We saved this adventure for the last day because it was a beautiful weather forecast filled with sunshine. This was my tween’s favorite day of the whole trip. (Getting soaked on the Brooklyn Bridge was my teen’s favorite. He thought the rain was hilarious.)
We rented the bikes right outside Central Park for two hours at $20 per person. If I had to do it again, I would have paid the $25 rate for three hours because we had to rush back to return them on time. We stopped at different playgrounds for the kids to run around, rested while eating hot dogs and veered off the main road to see various landmarks like the Bethesda Fountain.
In search of food, we found ourselves in The Plaza Food Hall and tried some dumplings. Still hungry, we got pizza closer to our hotel and then relaxed for a few hours.
For our last dinner in New York, we went to Juniors Cheesecake in Times Square. The burgers weren’t bad, but the cheesecake was delicious.
Our last adventure was the perfect New York City finale: the Empire State Building at sunset.

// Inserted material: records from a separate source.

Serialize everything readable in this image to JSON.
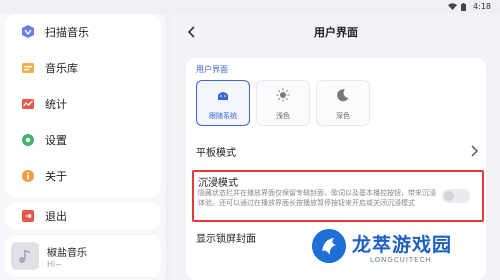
{
  "status_bar": {
    "time": "4:18"
  },
  "sidebar": {
    "items": [
      {
        "label": "扫描音乐",
        "icon": "scan-music-icon"
      },
      {
        "label": "音乐库",
        "icon": "music-library-icon"
      },
      {
        "label": "统计",
        "icon": "stats-icon"
      },
      {
        "label": "设置",
        "icon": "settings-icon"
      },
      {
        "label": "关于",
        "icon": "about-icon"
      }
    ],
    "exit": {
      "label": "退出",
      "icon": "exit-icon"
    }
  },
  "player": {
    "title": "椒盐音乐",
    "subtitle": "Hi~"
  },
  "header": {
    "title": "用户界面"
  },
  "section": {
    "label": "用户界面",
    "theme_modes": [
      {
        "label": "跟随系统",
        "icon": "android-icon",
        "selected": true
      },
      {
        "label": "浅色",
        "icon": "sun-icon",
        "selected": false
      },
      {
        "label": "深色",
        "icon": "moon-icon",
        "selected": false
      }
    ],
    "tablet_mode": {
      "title": "平板模式"
    },
    "immersive": {
      "title": "沉浸模式",
      "description": "隐藏状态栏并在播放界面仅保留专辑封面、歌词以及基本播控按钮，带来沉浸体验。还可以通过在播放界面长按播放暂停按钮来开启或关闭沉浸模式",
      "enabled": false
    },
    "cover_row": {
      "title": "显示锁屏封面"
    }
  },
  "watermark": {
    "text": "龙萃游戏园",
    "domain": "LONGCUITECH"
  },
  "colors": {
    "accent": "#3a66d6",
    "highlight_border": "#e53a3a",
    "watermark_blue": "#1e5fc2"
  }
}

We loved the day views from the One World Observatory, but the night views from the Empire State Building’s open-air 86th Floor Observation Deck were even more spectacular, partly because of the endless lights and partly because we could go outside.
All good things must come to an end, and we hit the road in the morning to head back home and back to the reality of my tween’s softball practice and my teen’s track meet. We left totally exhausted, but with tons of fun memories and a newfound love for New York City.